But perhaps because it is such a salient part of the machinery of higher education itself, this widely held view is incredibly incendiary within academe — and rarely has outspoken public representatives. Racial preferences are essential to elite universities’ present functioning, to colleges’ attempts to achieve a roughly proportionate demographic representation of the country in their student body. And increasingly it seems that limits on objections to racial preferences, or even to arguments about their extent or pervasiveness, are important for ensuring that students in preferred demographic groups can feel at home in their academic institutions.
Yet it is the very centrality of racial preferences to higher education that seems to demand a more open conversation. Without that openness, one can easily get the impression that university administrations are using their perhaps too-easily-offended students to deflect criticism of race-based preferences, including their own policies. And one might think that this kind of openness is especially important in law schools, which after all train many future lawmakers and judges on both sides of the political aisle.
If academic freedom doesn’t protect statements like Shapiro’s, then it protects hardly anything. On Twitter one professor insisted that “I cannot emphasize [sic] how you cannot simply say everything is ‘academic freedom’ when dudes say racist or sexist things.” But just what constitutes racism and sexism in the context of widely instituted race and gender preferences is precisely what Shapiro and others are debating here. What sort of broad group equity should our society aim at, and what sort of presumptions, and what sort of discrimination, does this license at the individual level? This is obviously a topic of broad concern, on which a wide variety of opinions exist. Even if some don’t think that debate is important, off-campus politics makes it clear that it is far from settled.
Of course, it’s not the case that a popular view must be popular within the academy. We can’t immediately infer that anything most people believe is reasonable. But academics should acknowledge that many of their institutions practice, and they as a group seem largely to support, a kind of identity preference that is quite unpopular outside the ivory tower. In the Supreme Court’s Grutter v. Bollinger decision about 20 years ago, Justice Sandra Day O’Connor anticipated that such preferences would need to be instituted for only about 25 years before the problems of inequity they were meant to address had been ameliorated sufficiently for them to be removed.
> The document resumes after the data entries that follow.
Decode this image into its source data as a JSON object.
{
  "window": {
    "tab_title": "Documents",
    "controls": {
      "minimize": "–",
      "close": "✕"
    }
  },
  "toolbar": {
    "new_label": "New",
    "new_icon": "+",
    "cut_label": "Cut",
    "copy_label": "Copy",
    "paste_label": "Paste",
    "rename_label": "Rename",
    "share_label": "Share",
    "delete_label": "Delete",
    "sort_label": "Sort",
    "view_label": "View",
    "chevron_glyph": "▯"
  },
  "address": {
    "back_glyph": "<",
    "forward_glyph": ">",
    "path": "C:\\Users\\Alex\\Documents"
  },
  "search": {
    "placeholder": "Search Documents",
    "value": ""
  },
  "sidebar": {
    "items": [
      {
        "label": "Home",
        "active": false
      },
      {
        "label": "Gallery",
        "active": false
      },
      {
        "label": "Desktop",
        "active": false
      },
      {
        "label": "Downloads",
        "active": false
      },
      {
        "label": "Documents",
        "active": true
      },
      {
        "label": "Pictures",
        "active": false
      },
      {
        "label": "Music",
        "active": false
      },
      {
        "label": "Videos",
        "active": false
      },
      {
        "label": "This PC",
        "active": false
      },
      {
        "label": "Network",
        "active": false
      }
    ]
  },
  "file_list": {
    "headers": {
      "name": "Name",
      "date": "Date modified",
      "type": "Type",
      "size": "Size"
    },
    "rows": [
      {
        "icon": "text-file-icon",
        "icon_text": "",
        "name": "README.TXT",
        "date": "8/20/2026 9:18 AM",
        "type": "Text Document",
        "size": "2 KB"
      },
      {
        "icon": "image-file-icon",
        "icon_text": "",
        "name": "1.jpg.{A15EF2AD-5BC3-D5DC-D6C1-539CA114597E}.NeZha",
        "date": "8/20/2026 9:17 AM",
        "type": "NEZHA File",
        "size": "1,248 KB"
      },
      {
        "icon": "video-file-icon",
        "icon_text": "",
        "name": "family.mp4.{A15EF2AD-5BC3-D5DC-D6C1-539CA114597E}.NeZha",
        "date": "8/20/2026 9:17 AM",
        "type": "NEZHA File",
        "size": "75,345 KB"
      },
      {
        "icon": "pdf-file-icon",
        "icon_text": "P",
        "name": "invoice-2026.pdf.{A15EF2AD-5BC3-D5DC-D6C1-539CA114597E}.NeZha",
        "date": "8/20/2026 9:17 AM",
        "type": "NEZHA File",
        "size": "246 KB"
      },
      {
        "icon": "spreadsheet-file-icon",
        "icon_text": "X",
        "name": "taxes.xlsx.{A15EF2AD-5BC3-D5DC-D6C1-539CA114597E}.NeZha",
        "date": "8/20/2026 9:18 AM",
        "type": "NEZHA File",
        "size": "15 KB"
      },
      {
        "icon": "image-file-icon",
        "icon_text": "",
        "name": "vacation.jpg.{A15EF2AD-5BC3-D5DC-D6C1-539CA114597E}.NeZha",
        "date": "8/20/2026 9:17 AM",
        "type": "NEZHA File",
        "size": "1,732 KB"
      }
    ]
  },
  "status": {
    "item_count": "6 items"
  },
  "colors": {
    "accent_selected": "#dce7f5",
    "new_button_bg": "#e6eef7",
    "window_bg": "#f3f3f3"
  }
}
The Supreme Court is now reviewing anti-affirmative-action lawsuits against Harvard and the University of North Carolina at Chapel Hill. Universities might want to inhibit that debate, but it’s going to find them one way or the other.
Read the full piece at The Chronicle here.